With increasing albuminuria, GFR declines and the rate of loss is greater in those with higher systemic blood pressure. Historically, patients with clinical nephropathy had a rate of loss of GFR of 10 – 12 mL/min/yr. More recent studies suggest rates of decline of < 4 mL/min/yr in patients with well-controlled blood pressure. Ultimately, GFR declines relentlessly in patients with clinical nephropathy towards end-stage renal disease (ESRD) < 15 mL/min/1.73 m2, albeit at very different rates in individual patients.
The other clinical concomitant of nephropathy is blood pressure. In type 1 diabetes this is normal until microalbuminuria starts to develop although some studies have shown that, on average, patients who go on to develop nephropathy have higher blood pressures when normoalbuminuric (although still well within the normal range). In type 2 diabetes, many patients have hypertension when diagnosed and these individuals are at higher risk of nephropathy. Thus, hypertension is a feature of developing nephropathy in type 1, whereas it may be an initiating factor in type 2 diabetes; it is an exacerbating factor in both.

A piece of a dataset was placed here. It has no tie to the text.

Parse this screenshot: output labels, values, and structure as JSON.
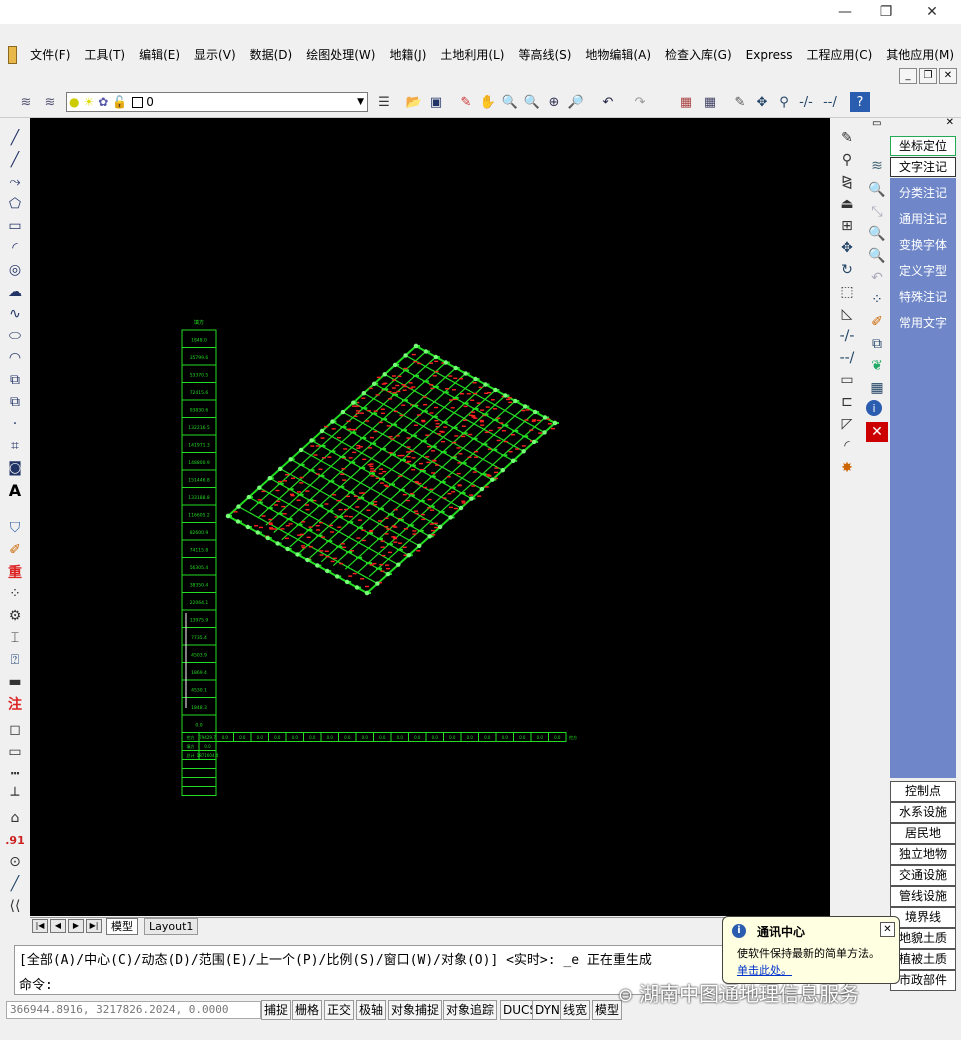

Patients with nephropathy are at much greater risk of cardiovascular disease. In the UKPDS, annual mortality was over twice and three times higher for those with microalbuminuria or clinical nephropathy respectively compared to their normoalbuminuric comparators. For those with a plasma creatinine > 175 µmol/L and/or on renal replacement therapy, the mortality was 14 times greater. In type 1 diabetes, excess mortality in patients with clinical nephropathy is 10 – 20 times higher than for their age-matched non-proteinuric comparators (Figure 16.1).
This excess mortality explains why many patients with renal impairment do not survive to need dialysis, although with better treatment many more are now doing so.
Stages of nephropathy
An international classification of chronic kidney disease (CKD) has now been widely adopted, but unfortunately it does not map precisely to staging of diabetic nephropathy based upon albuminuria (Table 16.2). The new staging is based upon GFR as estimated (eGFR) from a plasma creatinine concentration using a formula derived from the Modification of Diet in Renal Disease (MDRD) Study.
eGFR (mL/min/1.73 m2) = 175x[serum creatinine (µmol/L) x 0.0113]-1.154 x age (years)-0.203
If female multiply by 0.742.
If African American multiply by 1.21.
This formula uses a serum creatinine assay aligned to an international reference method. It has not been specifically validated in people with diabetes, in other ethnic subgroups such as South Asians or Chinese/Japanese, in children or in pregnancy. Alternative formulae for estimating creatinine clearance (not GFR) exist, such as Cockroft – Gault, and for GFR using serum cystatin C. Both have their advocates but although cystatin C has advantages, it is expensive and not widely available in the UK.
The MDRD eGFR is much less accurate above 60 mL/ min/1.73 m2 and tends to underestimate true GFR below this value. Values below 60 mL/min/1.73 m2 are, however, associated with an increasing cardiovascular mortality in US and UK populations, and more so in those with diabetes. It is therefore now considered as an extra cardiovascular disease risk factor.
Despite its drawbacks as an accurate measure of kidney function, eGFR is useful in alerting the clinician (and patient) to renal impairment that would not be apparent from the serum creatinine concentration alone. This helps to guide therapy (therapeutic dose adjustment or drug avoidance) and also a rapidly declining eGFR should prompt referral for specialist assessment (see later).